Mullervy twins put craft to test at Mad Cow Classic
After Mesa State students Kevin and Conor Mullervy picked up cycling during their senior year at Arapahoe High School, the two discovered the sport is perfect for twins.
The sport requires a strong team in order for each individual to race well. The twins are in their fourth year of competitive cycling and having each other to rely on has helped both racers.
“We’re not the best climbers, so if we were coming up on one another we could push and give each other a boost,” Conor said. Kevin said one rider can block the wind so the other won’t be affected by it.
The twins said the bigger the team, the more chance the team has for an individual to race well. A team can “sacrifice” one of its members early on, by sending him off ahead of the pack. The racer will tire out quicker, but so will the other teams trying to catch him.
On a small team like Mesa State, the two juniors are instrumental to each other’s success.
Conor finished first in Saturday’s Twilight Criterium of Mesa State’s Mad Cow Classic, a two-day event that wrapped up Sunday with a road race on Reeder Mesa. Kevin finished second in last season’s Collegiate Nationals.
The two were gliding through turns last year at the Colorado College Criterium when neither cycler could finish the race.
In mid-race, Kevin had an asthma attack.
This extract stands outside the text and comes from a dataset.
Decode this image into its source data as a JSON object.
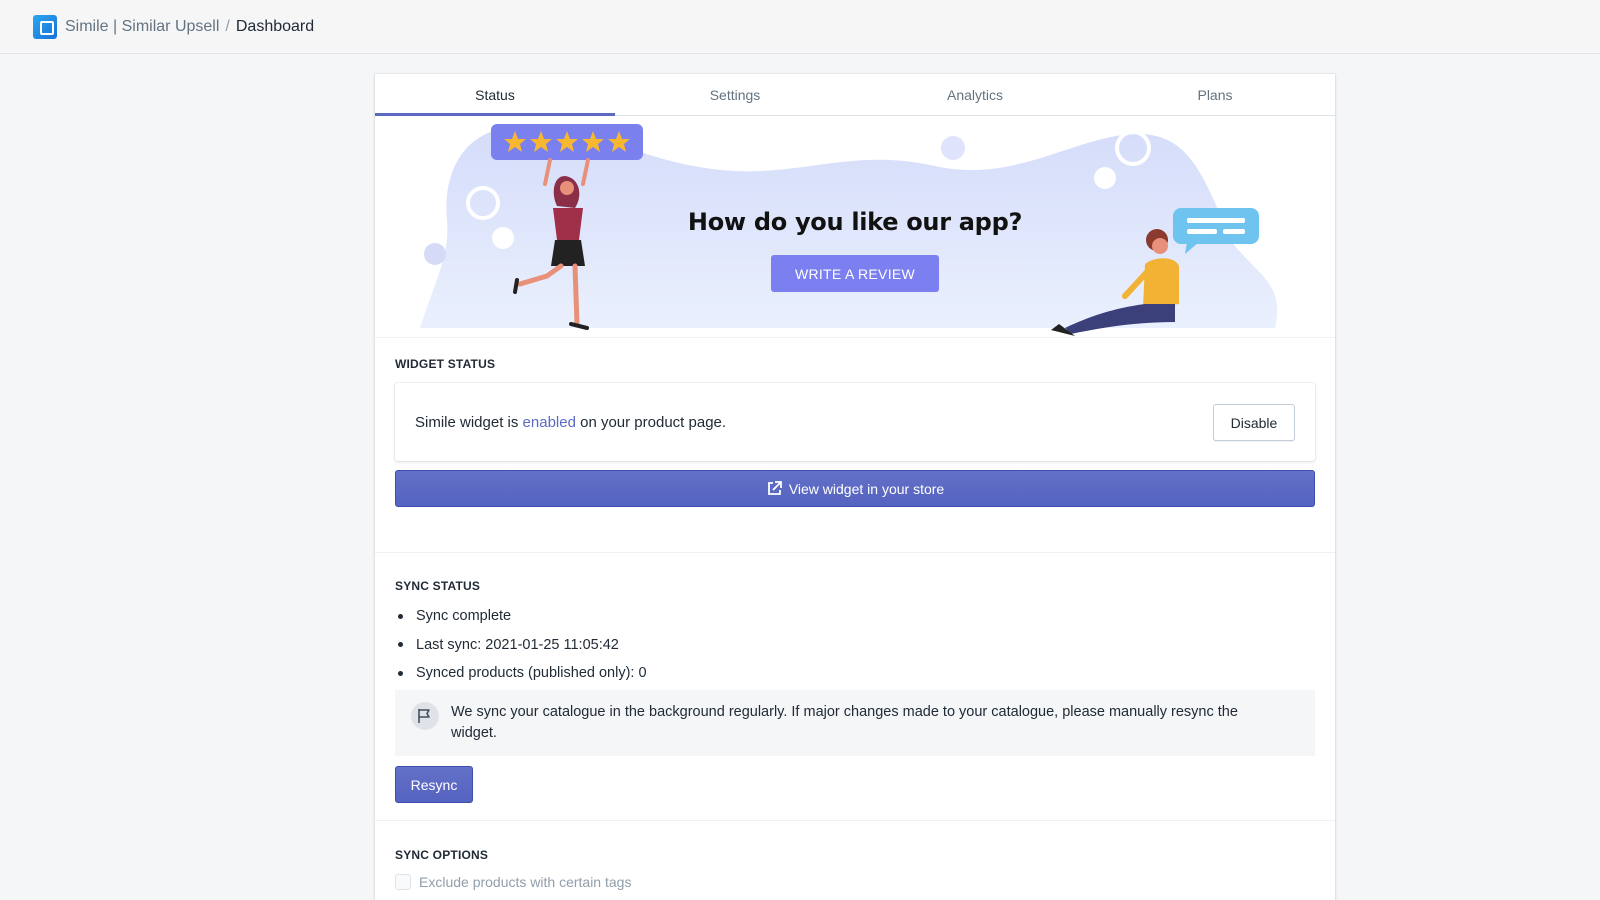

It came as a shock, because Kevin hadn’t had an attack for years. The twins both had asthma growing up, but both thought they had grown out of it.
The trouble breathing and burning in his lungs became so strong, he was forced to stop mid-race and head to the emergency room.
“When he’s hurting, you feel bad,” Conor said. “It stinks when he has to drop out and you lose a teammate. But that’s part of the game.”
Fortunately for both twins, Kevin began using an inhaler and has been able to deal with his asthma better on the racetrack.
The racers didn’t start out dominating the course. It took long hours training on bikes before the two-wheeled terrors began racking up the points.
“We weren’t too good at first,” Conor said. “We were getting dropped and couldn’t finish races. It’s hard because you don’t have anyone out there saying to go do this and be at a certain practice. It takes a lot of motivation.”
“People see us out here getting good results,” Kevin added. “But we put a lot of hard work into it.”
The twins are aiming to parlay the former club sport into a permanent career by accruing enough individual points to go professional.
They said they were in the semi-professional level already, and were hoping to reach the professional level by the end of the season. They both hope to receive a professional contract by the time they graduate.
“We heard there was some good riding out here, and the team wasn’t too big,” Conor said about the twins’ decision to attend Mesa State. “We thought we’d join the team, make it bigger and well-known.”